the wisdom of governments as they respond to the immediate crisis, first and foremost the authorities in China where the situation is most severe;
the virus to be contained and new infections to rapidly decline;
the speedy development of an effective vaccine;
strength and hope for those most affected in Hubei province to persevere despite the ongoing lock-down of their cities;
those who already are or soon will be affected by the emerging economic consequences of the health crisis, especially those whose livelihoods may be threatened because of losing their jobs.

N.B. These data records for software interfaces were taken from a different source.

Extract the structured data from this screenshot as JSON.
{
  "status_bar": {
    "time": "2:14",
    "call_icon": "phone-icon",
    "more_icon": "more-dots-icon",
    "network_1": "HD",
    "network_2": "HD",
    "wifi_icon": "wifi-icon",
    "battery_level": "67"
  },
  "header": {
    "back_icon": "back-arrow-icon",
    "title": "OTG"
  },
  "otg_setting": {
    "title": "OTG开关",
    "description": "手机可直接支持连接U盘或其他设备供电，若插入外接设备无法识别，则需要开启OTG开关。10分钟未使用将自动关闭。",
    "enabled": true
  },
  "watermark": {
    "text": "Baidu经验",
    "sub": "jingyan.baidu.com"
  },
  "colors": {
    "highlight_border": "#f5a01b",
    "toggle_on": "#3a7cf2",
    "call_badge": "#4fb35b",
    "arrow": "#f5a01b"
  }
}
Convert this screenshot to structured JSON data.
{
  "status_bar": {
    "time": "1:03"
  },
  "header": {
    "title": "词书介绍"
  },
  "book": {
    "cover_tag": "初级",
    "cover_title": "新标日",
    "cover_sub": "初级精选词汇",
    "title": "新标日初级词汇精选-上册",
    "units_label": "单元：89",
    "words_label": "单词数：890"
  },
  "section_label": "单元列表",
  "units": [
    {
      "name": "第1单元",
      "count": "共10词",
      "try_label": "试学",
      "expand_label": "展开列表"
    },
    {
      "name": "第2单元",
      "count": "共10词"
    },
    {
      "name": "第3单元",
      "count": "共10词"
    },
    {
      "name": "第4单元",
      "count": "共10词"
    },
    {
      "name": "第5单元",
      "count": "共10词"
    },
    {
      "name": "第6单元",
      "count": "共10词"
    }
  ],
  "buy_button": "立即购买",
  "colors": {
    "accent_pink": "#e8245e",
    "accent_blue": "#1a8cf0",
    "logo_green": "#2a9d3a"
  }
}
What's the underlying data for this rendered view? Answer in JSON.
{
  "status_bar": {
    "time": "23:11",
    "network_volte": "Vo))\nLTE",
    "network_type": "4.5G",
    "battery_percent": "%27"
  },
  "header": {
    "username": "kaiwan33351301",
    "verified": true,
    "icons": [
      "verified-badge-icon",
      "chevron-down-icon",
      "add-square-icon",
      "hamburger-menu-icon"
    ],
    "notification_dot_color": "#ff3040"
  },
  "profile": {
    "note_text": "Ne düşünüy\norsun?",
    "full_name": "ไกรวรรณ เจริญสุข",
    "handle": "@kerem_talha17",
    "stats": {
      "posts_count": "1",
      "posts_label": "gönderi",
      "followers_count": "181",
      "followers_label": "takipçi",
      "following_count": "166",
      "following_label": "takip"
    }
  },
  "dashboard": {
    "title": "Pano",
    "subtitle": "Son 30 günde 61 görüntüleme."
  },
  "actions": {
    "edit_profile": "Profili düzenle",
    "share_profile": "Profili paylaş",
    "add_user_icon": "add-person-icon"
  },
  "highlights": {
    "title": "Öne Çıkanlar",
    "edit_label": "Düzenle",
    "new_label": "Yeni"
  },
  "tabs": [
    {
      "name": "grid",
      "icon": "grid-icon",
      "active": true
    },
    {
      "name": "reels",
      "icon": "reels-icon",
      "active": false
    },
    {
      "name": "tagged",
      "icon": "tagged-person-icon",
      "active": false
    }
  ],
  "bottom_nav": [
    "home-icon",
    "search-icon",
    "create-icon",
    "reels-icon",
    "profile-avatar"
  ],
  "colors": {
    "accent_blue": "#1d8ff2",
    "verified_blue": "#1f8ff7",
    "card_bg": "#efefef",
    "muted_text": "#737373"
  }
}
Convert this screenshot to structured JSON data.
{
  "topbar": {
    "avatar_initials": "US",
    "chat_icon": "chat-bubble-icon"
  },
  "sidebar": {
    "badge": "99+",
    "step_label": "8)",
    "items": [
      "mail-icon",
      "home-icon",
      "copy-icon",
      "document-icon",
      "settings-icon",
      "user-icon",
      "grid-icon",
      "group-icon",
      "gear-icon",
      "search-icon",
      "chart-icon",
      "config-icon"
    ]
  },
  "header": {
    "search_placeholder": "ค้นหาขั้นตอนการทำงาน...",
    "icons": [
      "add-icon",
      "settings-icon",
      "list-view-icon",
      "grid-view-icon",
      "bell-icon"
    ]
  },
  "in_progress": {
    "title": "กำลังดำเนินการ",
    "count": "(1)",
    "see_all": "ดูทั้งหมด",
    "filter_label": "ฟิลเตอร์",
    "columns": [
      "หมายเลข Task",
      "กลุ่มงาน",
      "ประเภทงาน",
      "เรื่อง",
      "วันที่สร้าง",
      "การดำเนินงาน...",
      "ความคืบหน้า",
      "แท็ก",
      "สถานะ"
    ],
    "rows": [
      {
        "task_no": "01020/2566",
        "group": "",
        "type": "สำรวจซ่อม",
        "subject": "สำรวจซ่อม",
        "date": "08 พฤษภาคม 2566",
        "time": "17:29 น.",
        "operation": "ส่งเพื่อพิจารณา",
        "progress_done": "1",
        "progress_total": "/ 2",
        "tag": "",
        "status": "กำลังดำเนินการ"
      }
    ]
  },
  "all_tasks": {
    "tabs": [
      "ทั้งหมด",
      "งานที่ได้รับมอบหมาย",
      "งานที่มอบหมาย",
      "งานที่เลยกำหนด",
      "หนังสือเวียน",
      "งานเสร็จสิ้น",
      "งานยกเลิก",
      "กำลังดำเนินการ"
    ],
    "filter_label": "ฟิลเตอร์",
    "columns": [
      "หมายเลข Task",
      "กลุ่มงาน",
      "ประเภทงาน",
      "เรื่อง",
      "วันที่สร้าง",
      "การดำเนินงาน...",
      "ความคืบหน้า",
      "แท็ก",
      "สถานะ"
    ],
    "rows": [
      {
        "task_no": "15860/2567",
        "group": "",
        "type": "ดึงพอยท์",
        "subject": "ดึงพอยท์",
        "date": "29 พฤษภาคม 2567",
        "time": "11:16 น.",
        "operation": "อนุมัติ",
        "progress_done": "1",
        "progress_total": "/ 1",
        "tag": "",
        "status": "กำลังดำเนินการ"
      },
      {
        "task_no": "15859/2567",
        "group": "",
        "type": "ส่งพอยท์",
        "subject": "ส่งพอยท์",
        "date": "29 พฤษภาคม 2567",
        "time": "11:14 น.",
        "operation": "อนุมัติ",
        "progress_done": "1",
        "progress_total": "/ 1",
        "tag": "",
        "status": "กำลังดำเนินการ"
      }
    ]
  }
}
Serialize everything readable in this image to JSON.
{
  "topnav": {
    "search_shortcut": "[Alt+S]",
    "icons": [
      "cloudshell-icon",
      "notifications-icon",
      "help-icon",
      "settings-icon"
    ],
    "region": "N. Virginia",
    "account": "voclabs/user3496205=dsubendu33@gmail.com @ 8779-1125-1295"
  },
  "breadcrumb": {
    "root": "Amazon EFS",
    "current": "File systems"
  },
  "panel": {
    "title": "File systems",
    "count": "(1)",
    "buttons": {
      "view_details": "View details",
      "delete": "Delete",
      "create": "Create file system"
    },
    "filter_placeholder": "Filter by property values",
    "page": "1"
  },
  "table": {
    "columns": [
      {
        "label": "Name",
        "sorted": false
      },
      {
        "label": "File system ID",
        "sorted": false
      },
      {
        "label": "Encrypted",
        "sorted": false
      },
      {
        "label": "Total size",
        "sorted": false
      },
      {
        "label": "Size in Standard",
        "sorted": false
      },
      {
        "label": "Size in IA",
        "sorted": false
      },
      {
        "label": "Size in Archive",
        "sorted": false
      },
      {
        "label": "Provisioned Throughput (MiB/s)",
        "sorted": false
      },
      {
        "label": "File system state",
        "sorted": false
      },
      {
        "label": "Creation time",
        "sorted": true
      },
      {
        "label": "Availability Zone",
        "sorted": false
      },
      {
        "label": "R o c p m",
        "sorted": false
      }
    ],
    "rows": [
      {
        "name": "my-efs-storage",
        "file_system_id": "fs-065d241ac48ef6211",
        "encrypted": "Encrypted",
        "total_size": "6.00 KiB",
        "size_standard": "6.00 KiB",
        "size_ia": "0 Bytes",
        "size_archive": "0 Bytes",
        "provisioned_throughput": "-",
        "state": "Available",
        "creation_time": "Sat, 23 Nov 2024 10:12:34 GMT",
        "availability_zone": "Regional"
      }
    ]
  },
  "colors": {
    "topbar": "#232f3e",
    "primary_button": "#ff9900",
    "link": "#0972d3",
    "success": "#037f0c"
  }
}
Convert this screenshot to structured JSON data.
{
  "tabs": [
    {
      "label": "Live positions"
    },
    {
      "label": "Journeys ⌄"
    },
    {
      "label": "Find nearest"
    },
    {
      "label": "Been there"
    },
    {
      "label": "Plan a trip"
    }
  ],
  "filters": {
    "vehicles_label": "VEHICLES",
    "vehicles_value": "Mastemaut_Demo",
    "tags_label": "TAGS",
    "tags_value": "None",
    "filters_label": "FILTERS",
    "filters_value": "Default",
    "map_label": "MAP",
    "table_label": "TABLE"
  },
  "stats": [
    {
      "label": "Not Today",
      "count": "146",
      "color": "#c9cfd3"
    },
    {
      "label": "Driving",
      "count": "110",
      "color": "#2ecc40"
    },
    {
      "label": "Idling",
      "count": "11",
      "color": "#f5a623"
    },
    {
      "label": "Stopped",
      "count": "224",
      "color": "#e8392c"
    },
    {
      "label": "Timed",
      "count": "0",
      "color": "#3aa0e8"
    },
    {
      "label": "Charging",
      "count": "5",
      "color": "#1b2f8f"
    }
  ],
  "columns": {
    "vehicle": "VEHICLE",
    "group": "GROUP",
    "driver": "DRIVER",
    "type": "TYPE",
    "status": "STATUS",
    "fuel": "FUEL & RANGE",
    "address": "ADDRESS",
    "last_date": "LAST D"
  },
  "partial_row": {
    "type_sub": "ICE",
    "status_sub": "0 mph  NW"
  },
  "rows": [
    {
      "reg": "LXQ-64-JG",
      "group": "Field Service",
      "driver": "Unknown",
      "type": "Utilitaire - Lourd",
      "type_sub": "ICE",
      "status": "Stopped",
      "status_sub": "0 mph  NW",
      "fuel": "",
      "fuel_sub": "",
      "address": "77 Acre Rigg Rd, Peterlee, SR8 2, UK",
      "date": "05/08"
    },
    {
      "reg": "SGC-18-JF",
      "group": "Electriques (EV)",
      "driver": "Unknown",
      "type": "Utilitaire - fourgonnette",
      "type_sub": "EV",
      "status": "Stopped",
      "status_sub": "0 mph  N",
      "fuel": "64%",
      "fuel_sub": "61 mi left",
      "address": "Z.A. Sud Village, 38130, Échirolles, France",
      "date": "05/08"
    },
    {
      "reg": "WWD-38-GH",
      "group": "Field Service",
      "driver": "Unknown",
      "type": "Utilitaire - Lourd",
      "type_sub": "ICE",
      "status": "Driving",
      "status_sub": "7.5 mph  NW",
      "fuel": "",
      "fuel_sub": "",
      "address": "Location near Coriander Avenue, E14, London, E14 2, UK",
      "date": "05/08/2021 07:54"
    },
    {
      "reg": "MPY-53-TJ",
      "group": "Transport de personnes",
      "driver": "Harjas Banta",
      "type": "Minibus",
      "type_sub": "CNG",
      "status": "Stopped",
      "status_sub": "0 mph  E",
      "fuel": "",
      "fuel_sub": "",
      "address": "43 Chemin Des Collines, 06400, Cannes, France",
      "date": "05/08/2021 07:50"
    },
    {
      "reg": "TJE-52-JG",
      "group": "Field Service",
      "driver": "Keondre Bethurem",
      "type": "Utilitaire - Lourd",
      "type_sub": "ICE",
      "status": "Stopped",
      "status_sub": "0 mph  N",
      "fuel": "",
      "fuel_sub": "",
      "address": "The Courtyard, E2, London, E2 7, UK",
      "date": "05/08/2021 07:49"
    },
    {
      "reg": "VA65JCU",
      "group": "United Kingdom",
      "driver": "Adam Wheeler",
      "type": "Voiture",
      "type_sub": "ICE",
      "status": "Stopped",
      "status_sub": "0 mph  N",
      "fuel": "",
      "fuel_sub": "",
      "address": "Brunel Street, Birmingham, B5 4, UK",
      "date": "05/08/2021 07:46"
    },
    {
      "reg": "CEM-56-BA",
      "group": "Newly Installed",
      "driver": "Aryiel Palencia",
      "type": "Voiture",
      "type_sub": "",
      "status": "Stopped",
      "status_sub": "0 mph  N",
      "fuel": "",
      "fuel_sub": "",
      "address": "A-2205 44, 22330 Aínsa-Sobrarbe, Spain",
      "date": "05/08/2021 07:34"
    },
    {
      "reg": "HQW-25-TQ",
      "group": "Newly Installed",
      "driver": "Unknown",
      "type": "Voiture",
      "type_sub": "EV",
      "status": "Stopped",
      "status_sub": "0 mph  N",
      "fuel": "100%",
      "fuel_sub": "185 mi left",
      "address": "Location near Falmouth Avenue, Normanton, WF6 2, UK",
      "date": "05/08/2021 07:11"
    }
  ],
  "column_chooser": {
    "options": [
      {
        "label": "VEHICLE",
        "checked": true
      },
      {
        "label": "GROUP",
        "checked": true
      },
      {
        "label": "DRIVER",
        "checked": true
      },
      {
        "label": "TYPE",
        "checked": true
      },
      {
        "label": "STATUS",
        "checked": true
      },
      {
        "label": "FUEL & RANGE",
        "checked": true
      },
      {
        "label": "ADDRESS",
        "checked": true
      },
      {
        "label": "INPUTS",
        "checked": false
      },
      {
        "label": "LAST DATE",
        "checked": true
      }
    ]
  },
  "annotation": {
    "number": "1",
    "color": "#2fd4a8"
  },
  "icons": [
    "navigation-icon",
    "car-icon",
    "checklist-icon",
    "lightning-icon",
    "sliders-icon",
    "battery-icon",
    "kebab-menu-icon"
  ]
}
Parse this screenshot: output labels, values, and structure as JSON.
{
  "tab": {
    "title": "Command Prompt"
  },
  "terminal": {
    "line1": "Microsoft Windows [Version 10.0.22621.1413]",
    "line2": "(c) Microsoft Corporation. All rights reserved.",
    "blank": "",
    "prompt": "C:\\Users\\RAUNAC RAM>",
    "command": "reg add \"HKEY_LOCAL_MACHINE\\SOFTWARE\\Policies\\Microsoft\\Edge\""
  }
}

“We are saddened by the daily increasing numbers of infected people and those who lost their lives due to the virus and pray with urgent heart for a fast turn-around of the situation, but we also hold onto hope in our loving God who intervenes in visible and invisible ways in times of tragedy,” Bp Tendero said. “We are thankful for a much speedier response to the current virus than what had been seen in the past; we are grateful that the vast majority of infected people are experiencing full recovery; and we pray that God’s presence and his all-surpassing peace and comfort would be with those who have lost loved ones. Together with the Psalmist, we pray: ‘Yes, my soul, find rest in God; my hope comes from him.’” (Psalm 62:5)
Concert organist Martin Setchell plays the Toccata on Joy to the World from his 3-Piece Suite, on the Rieger organ in the Christchurch Town Hall, New Zealand.
Acoustic Version of ‘Joy To The World‘ (Joyful, Joyful) from Phil Wickham’s new album ‘Christmas’
The Lord is come, the Lord is coming!
Isaac Watt’s famous carol Joy to the World candidly notes that our human existence is full ‘sins and sorrows’. The world has seen plenty of both this past year, not least in the Christchurch terrorist attacks and in the recent volcano tragedy. But the song-writer exultantly declares the joyful reality that ‘the Lord is come’: the Saviour of the world has now entered this world, bringing the priceless wonders of God’s love, grace, and truth. That is indeed cause for joy. For all who on earth who ‘receive her King’, there is reconciliation with God, new birth, peace, and a confident anticipation of eternal life.
Inspired by Psalm 98, Watt also looked ahead to that time when the Saviour shall return, in all glory and power, and there will be no more sin or sorrow, and the whole of creation shall be filled with the glory of God and shall sing the praise of God. So remember the big picture: the Lord is come, and the Lord is coming!